"You can't let him ride that on the street," Kozicki tells the father.
Kozicki says he has seen an explosion of kids riding the 16-inch tall mini-motorcycles called pocket bikes or pocket rockets.
"These devices aren't street legal really you could get seriously hurt or killed driving them," says Kozicki.
Some cost less than $200 and while they may look like painful to ride, CBS News Correspondent Sandra Hughes reports, their unique size has made them the sizzling hot item every kid wants this summer.
"My dad would say yes, but my mom would say it was too dangerous," says one kid.
They run on little lawn mower engines, which is just what they sound like and the gas-powered bike can go up to 60 miles-per-hour. Both the gas and a slower electric powered bike are marketed to children.
"First of all, they're low to the ground, and people can't see the operator," says Kozicki. "Second of all, a 10-year-old boy does not have a license (and) does not even begin to understand the basic rules of the road."
Take for example, Zack Grifey.
"I was all like 'wow, all my friends have one' and I was like, 'I wish I had one,'" says Grifey. "When I came home one day, I looked in the garage and saw it and I was so happy."
He had no idea it was illegal to ride it on the street. He thought it was OK for street legal "as long as I watch out for cars."
That's why Kozicki has taken his crusade against pocket rockets to California's capitol, hoping to make the law on pocket rockets crystal clear.
The Razor Company told CBS its pocket rocket should never be ridden on the street and suggests an age limit.
"Our box clearly recommends that this product is for 12 and up," says Razor spokesperson Katherine Mahoney.
But nowhere on the box does it say the bike isn't street legal.

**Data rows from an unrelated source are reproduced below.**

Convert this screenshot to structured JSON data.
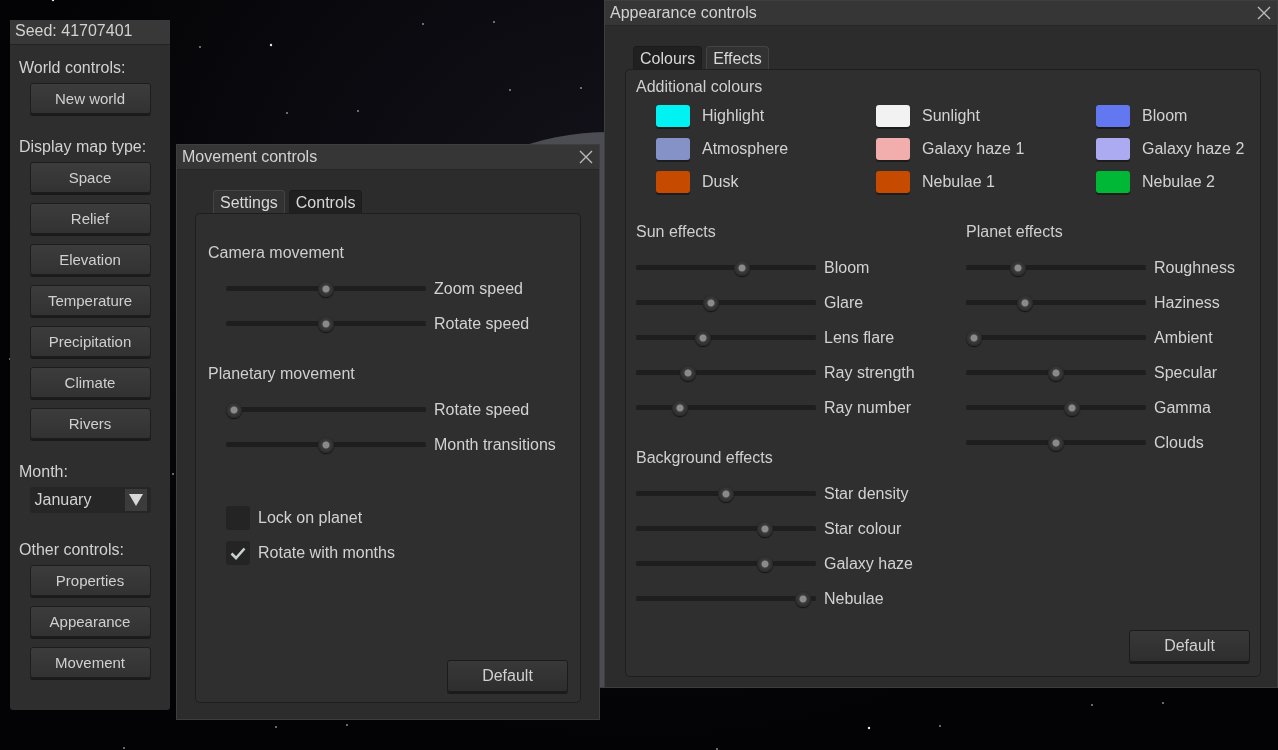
{
  "sidebar": {
    "title": "Seed: 41707401",
    "sections": [
      {
        "kind": "buttons",
        "label": "World controls:",
        "buttons": [
          "New world"
        ]
      },
      {
        "kind": "buttons",
        "label": "Display map type:",
        "buttons": [
          "Space",
          "Relief",
          "Elevation",
          "Temperature",
          "Precipitation",
          "Climate",
          "Rivers"
        ]
      },
      {
        "kind": "dropdown",
        "label": "Month:",
        "value": "January"
      },
      {
        "kind": "buttons",
        "label": "Other controls:",
        "buttons": [
          "Properties",
          "Appearance",
          "Movement"
        ]
      }
    ]
  },
  "movement_window": {
    "title": "Movement controls",
    "tabs": [
      {
        "label": "Settings",
        "selected": true
      },
      {
        "label": "Controls",
        "selected": false
      }
    ],
    "groups": [
      {
        "heading": "Camera movement",
        "sliders": [
          {
            "label": "Zoom speed",
            "level": 0.5
          },
          {
            "label": "Rotate speed",
            "level": 0.5
          }
        ]
      },
      {
        "heading": "Planetary movement",
        "sliders": [
          {
            "label": "Rotate speed",
            "level": 0.0
          },
          {
            "label": "Month transitions",
            "level": 0.5
          }
        ]
      }
    ],
    "checkboxes": [
      {
        "label": "Lock on planet",
        "checked": false
      },
      {
        "label": "Rotate with months",
        "checked": true
      }
    ],
    "button": "Default"
  },
  "appearance_window": {
    "title": "Appearance controls",
    "tabs": [
      {
        "label": "Colours",
        "selected": false
      },
      {
        "label": "Effects",
        "selected": true
      }
    ],
    "colours_heading": "Additional colours",
    "colours": [
      {
        "label": "Highlight",
        "color": "#00f2f2"
      },
      {
        "label": "Sunlight",
        "color": "#f2f2f2"
      },
      {
        "label": "Bloom",
        "color": "#6378f0"
      },
      {
        "label": "Atmosphere",
        "color": "#8592c8"
      },
      {
        "label": "Galaxy haze 1",
        "color": "#f2adad"
      },
      {
        "label": "Galaxy haze 2",
        "color": "#acaaf0"
      },
      {
        "label": "Dusk",
        "color": "#c64a00"
      },
      {
        "label": "Nebulae 1",
        "color": "#c64a00"
      },
      {
        "label": "Nebulae 2",
        "color": "#00b835"
      }
    ],
    "sun_effects": {
      "heading": "Sun effects",
      "sliders": [
        {
          "label": "Bloom",
          "level": 0.6
        },
        {
          "label": "Glare",
          "level": 0.41
        },
        {
          "label": "Lens flare",
          "level": 0.36
        },
        {
          "label": "Ray strength",
          "level": 0.27
        },
        {
          "label": "Ray number",
          "level": 0.22
        }
      ]
    },
    "planet_effects": {
      "heading": "Planet effects",
      "sliders": [
        {
          "label": "Roughness",
          "level": 0.27
        },
        {
          "label": "Haziness",
          "level": 0.31
        },
        {
          "label": "Ambient",
          "level": 0.0
        },
        {
          "label": "Specular",
          "level": 0.5
        },
        {
          "label": "Gamma",
          "level": 0.6
        },
        {
          "label": "Clouds",
          "level": 0.5
        }
      ]
    },
    "background_effects": {
      "heading": "Background effects",
      "sliders": [
        {
          "label": "Star density",
          "level": 0.5
        },
        {
          "label": "Star colour",
          "level": 0.74
        },
        {
          "label": "Galaxy haze",
          "level": 0.74
        },
        {
          "label": "Nebulae",
          "level": 0.97
        }
      ]
    },
    "button": "Default"
  }
}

Which is why Kozicki says most parents are surprised when their child's bike is impounded if they get caught riding on the street. And when they find out the truth, most give up the pocket rocket instead of paying for the tow.